Appendix 2: Getting a FIDE rating

The FIDE and ACF rating systems are completely separate but this section has been added as it is of interest to a number of people. Some of the answers may change over time so while the following will give you the general idea you should check with other sources such as the FIDE site or the ACF FIDE Ratings Officer (see links at left) if you need to know the details for certain; for instance if you are planning to organise a FIDE-rated tournament.

All paperwork is handled by the ACF FIDE Ratings Officer (refer Oceania FIDE ratings link at left) who is currently Greg Canfell. Operations of the ACF and FIDE ratings systems are unconnected, so a FIDE-rated tournament has to be submitted separately for FIDE and ACF rating. Be aware of the deadlines, which are different for the two systems.

To get a rating, the first point to realise is that tournaments are only FIDE rated if they have been registered for this purpose, which will normally be obvious from the tournament advertising. Playing a FIDE-rated player in any other tournament doesn't count, either to establish or adjust a rating. Tournaments must be registered with FIDE in advance, organisers can't decide later to rate the tournament.

The fastest time for FIDE ratings is different (slower) than for ACF ratings. FIDE also has a Rapid list and recently introduced a Blitz (or lightning) list.

The rules for FIDE rating of Swiss and round robin events are different. Subject to the further rules below, in a Swiss only games against FIDE-rated players count while all games in a round robin are included with unrated players considered to be rated at their performance rating for the purpose of rating their opponents' games.

You must play nine rated games to get a rating, which don't need to be in the same tournament or even the same rating period.

Note also that the games to establish a rating must be made over about two years (the rules change slightly withe the introduction of more recent lists), older games expire. However having made your rating you won't lose it through inactivity. You need to play at a certain rate (currently it seems to be four games in the last year) to avoid being moved to the Inactive list, but if that happens your rating still counts, and will be restored to Active when you resume playing.

The system has a "floor", which is progressively falling and will eventually will be (or already may be) 1000. If your rating falls below the floor you lose it, or will not get one for a performance below the floor.

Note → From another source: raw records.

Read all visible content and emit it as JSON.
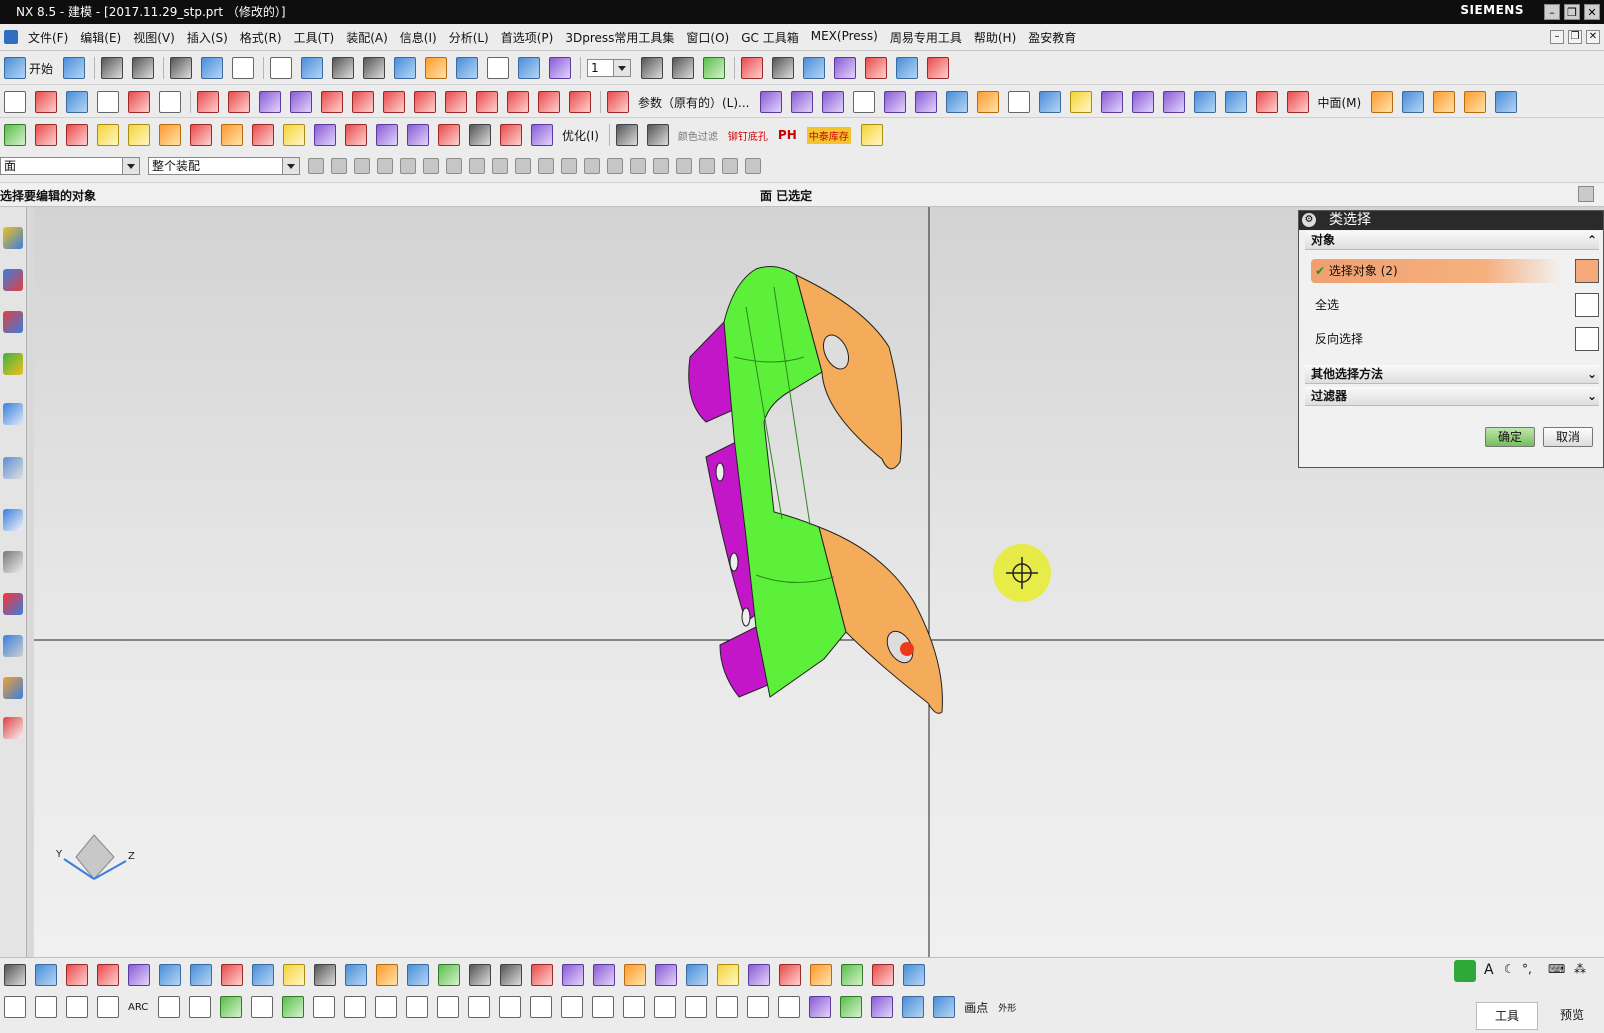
{
  "window": {
    "title": "NX 8.5 - 建模 - [2017.11.29_stp.prt （修改的）]",
    "brand": "SIEMENS",
    "controls": [
      "–",
      "❐",
      "✕"
    ]
  },
  "menu": {
    "items": [
      "文件(F)",
      "编辑(E)",
      "视图(V)",
      "插入(S)",
      "格式(R)",
      "工具(T)",
      "装配(A)",
      "信息(I)",
      "分析(L)",
      "首选项(P)",
      "3Dpress常用工具集",
      "窗口(O)",
      "GC 工具箱",
      "MEX(Press)",
      "周易专用工具",
      "帮助(H)",
      "盈安教育"
    ]
  },
  "toolbar": {
    "start_label": "开始",
    "layer_value": "1",
    "param_label": "参数（原有的）(L)...",
    "center_label": "中面(M)",
    "optimize_label": "优化(I)",
    "color_filter_label": "颜色过滤",
    "rivet_label": "铆钉底孔",
    "ph_label": "PH",
    "stock_label": "中泰库存"
  },
  "selection_bar": {
    "type_filter": "面",
    "scope": "整个装配"
  },
  "status": {
    "prompt": "选择要编辑的对象",
    "message": "面 已选定"
  },
  "dialog": {
    "title": "类选择",
    "group_object": "对象",
    "select_object": "选择对象 (2)",
    "select_all": "全选",
    "invert_select": "反向选择",
    "other_methods": "其他选择方法",
    "filter": "过滤器",
    "ok": "确定",
    "cancel": "取消"
  },
  "triad": {
    "x": "Y",
    "y": "Z"
  },
  "bottom": {
    "arc_label": "ARC",
    "draw_point_label": "画点",
    "external_label": "外形",
    "tools_label": "工具",
    "preview_label": "预览"
  },
  "colors": {
    "part_green": "#5df03a",
    "part_orange": "#f4ab5a",
    "part_purple": "#c316c9",
    "cursor": "#e6ec2b",
    "ok_button": "#76be5c"
  }
}
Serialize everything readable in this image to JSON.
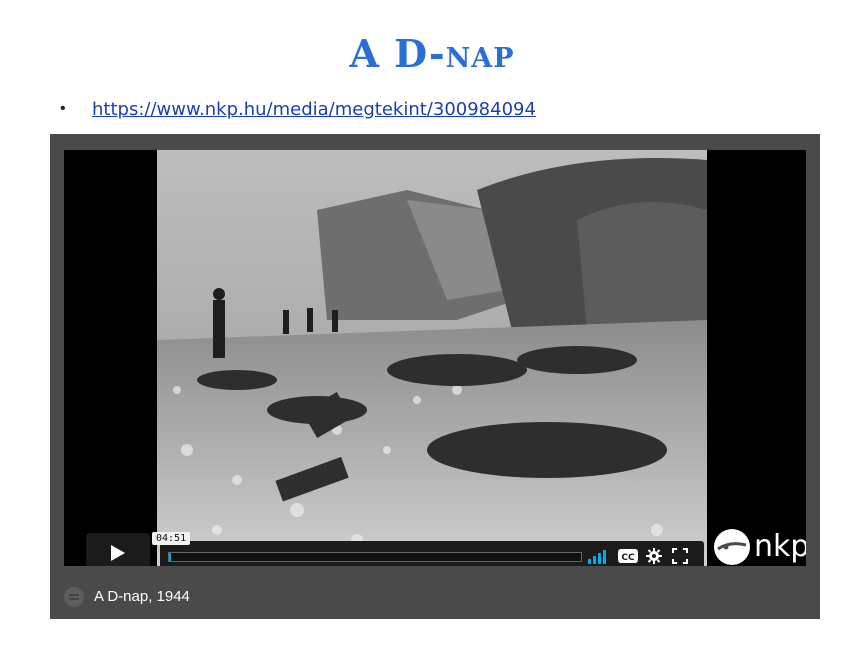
{
  "slide": {
    "title": "A D-nap",
    "bullet_symbol": "•",
    "link_text": "https://www.nkp.hu/media/megtekint/300984094"
  },
  "player": {
    "time_tooltip": "04:51",
    "progress_fraction": 0.0,
    "caption": "A D-nap, 1944",
    "logo_text": "nkp",
    "accent_color": "#00adef",
    "icons": [
      "play-icon",
      "volume-bars-icon",
      "closed-captions-icon",
      "settings-gear-icon",
      "fullscreen-icon",
      "nkp-logo-icon",
      "caption-menu-icon"
    ]
  }
}
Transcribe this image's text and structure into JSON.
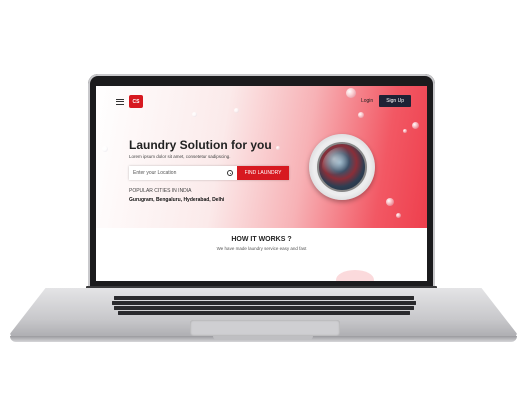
{
  "nav": {
    "logo_text": "CS",
    "login_label": "Login",
    "signup_label": "Sign Up"
  },
  "hero": {
    "title": "Laundry Solution for you",
    "subtitle": "Lorem ipsum dolor sit amet, consetetur sadipscing.",
    "search": {
      "placeholder": "Enter your Location",
      "button_label": "FIND LAUNDRY"
    },
    "cities_label": "POPULAR CITIES IN INDIA",
    "cities": "Gurugram, Bengaluru, Hyderabad, Delhi"
  },
  "how": {
    "title": "HOW IT WORKS ?",
    "subtitle": "We have made laundry service easy and fast"
  },
  "colors": {
    "accent": "#d71920",
    "dark_button": "#1e2235",
    "hero_gradient_end": "#ee3f4d"
  },
  "icons": [
    "hamburger-icon",
    "location-target-icon",
    "washing-machine-image"
  ]
}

A round robin tournament is only considered to be a round robin for rating purposes if all games are played. If there is even one forfeit or cancelled game the event is treated as a Swiss. Bringing in a substitute to finish the games of a withdrawer isn't a solution, the two players are both considered to have unplayed games. At least one-third of the players (rounded up), with a minimum of four, must be rated but there is no requirement to have any of them from overseas.

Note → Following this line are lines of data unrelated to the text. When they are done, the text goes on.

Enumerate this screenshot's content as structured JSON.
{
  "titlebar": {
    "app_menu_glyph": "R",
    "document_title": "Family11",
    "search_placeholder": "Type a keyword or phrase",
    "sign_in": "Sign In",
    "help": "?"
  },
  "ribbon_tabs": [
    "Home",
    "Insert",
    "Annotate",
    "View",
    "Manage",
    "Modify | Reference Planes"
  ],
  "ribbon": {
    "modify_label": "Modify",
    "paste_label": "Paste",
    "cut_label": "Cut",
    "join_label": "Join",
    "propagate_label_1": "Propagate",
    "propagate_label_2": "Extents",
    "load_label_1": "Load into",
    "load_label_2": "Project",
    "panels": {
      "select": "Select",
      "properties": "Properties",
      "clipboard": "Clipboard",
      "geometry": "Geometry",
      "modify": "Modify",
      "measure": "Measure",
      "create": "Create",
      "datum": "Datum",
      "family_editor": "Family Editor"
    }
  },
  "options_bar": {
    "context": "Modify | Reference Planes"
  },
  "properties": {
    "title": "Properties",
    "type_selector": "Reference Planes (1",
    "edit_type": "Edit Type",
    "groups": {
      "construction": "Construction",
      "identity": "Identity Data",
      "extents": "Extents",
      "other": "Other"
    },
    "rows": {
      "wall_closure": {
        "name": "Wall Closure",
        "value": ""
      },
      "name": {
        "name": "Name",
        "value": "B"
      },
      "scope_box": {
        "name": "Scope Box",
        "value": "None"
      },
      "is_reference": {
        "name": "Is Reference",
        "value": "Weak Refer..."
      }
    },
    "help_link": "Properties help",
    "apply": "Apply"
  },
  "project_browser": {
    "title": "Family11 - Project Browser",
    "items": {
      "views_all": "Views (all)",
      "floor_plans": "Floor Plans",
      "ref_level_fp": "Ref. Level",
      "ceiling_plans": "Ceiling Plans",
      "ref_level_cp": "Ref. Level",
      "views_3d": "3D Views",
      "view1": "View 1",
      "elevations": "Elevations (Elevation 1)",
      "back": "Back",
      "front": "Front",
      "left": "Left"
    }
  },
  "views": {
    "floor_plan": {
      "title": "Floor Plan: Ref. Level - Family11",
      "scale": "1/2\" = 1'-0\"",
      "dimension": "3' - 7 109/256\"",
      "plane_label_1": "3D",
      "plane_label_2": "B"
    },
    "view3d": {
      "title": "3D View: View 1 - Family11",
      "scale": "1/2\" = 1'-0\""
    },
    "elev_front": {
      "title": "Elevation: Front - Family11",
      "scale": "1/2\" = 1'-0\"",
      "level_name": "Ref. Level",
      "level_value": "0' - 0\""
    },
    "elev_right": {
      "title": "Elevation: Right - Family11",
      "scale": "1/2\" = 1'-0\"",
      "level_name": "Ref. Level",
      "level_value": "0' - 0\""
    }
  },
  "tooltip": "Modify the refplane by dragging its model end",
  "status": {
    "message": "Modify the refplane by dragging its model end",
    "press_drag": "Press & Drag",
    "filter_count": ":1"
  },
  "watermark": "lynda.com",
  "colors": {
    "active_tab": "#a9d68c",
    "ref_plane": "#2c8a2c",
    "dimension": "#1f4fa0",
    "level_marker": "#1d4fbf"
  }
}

An unrated player who scores less than one point, in total not just against rated players, in a tournament is deemed not to have taken part. (The wording was somewhat ambiguous last time I read it, but this appears to be the interpretation.) This doesn't change the status of a round robin in the way that an unplayed game does, but it does mean that everybody in it has played one fewer game. In the case of a ten-player round robin this reduces the unrated players' fields from the magic number of nine to eight. (Presumbaly this rule is designed to prevent distortions from a player way below the standard of a tournament being severely flogged, scoring zero or one lucky draw.)

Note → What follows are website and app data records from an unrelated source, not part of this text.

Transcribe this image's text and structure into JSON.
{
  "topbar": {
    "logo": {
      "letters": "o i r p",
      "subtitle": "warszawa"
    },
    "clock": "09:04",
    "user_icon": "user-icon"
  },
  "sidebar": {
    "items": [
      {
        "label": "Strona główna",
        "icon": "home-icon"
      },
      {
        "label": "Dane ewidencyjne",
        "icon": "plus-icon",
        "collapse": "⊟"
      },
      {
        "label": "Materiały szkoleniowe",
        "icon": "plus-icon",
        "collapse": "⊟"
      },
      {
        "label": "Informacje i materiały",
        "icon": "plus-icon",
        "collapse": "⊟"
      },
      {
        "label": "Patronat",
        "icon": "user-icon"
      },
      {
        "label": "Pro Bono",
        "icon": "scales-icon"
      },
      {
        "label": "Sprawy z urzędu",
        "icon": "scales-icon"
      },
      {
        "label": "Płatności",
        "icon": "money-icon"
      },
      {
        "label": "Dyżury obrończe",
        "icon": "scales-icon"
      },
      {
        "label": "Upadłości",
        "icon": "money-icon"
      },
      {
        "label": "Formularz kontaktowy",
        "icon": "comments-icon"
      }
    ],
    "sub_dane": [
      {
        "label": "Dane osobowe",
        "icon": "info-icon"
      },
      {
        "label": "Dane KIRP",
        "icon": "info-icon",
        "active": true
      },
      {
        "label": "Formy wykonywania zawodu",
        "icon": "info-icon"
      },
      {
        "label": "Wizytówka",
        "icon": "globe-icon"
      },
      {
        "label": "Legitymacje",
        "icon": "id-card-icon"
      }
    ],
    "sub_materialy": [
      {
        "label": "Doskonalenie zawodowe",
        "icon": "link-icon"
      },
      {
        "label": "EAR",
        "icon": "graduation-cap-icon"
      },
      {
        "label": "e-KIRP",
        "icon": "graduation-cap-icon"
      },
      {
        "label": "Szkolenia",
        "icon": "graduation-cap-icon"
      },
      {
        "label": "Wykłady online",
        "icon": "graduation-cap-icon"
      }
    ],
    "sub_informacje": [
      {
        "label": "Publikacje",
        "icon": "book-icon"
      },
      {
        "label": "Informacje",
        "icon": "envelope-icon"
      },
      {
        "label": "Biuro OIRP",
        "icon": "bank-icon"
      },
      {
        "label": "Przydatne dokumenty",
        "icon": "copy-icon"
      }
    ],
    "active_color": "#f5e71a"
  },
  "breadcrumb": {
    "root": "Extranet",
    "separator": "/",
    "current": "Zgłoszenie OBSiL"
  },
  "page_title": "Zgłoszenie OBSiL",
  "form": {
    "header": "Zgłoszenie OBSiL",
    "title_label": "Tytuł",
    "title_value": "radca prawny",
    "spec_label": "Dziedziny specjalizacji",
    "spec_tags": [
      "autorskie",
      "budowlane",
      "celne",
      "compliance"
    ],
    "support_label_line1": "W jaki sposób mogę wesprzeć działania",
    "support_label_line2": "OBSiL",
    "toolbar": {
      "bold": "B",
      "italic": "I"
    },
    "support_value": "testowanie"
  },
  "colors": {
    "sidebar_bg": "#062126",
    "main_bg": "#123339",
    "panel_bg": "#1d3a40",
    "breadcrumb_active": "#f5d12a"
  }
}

FIDE ratings are updated using what is essentially the original Elo scheme introduced c. 1966, named after its inventor, which is explained on the FIDE web site. This is different from the ACF system though the underlying philosophy is not dissimilar.

Appendix 3: Tournaments received

The following tournaments have been received for the next rating list.

Normal Rapid

If you have submitted a tournament which does not appear on this list after a reasonable interval please advise. The above list will be updated during each quarter and cleared when the rating list is published.

The history of tournaments rated since 2005 is also now available. Updated 12 September 2013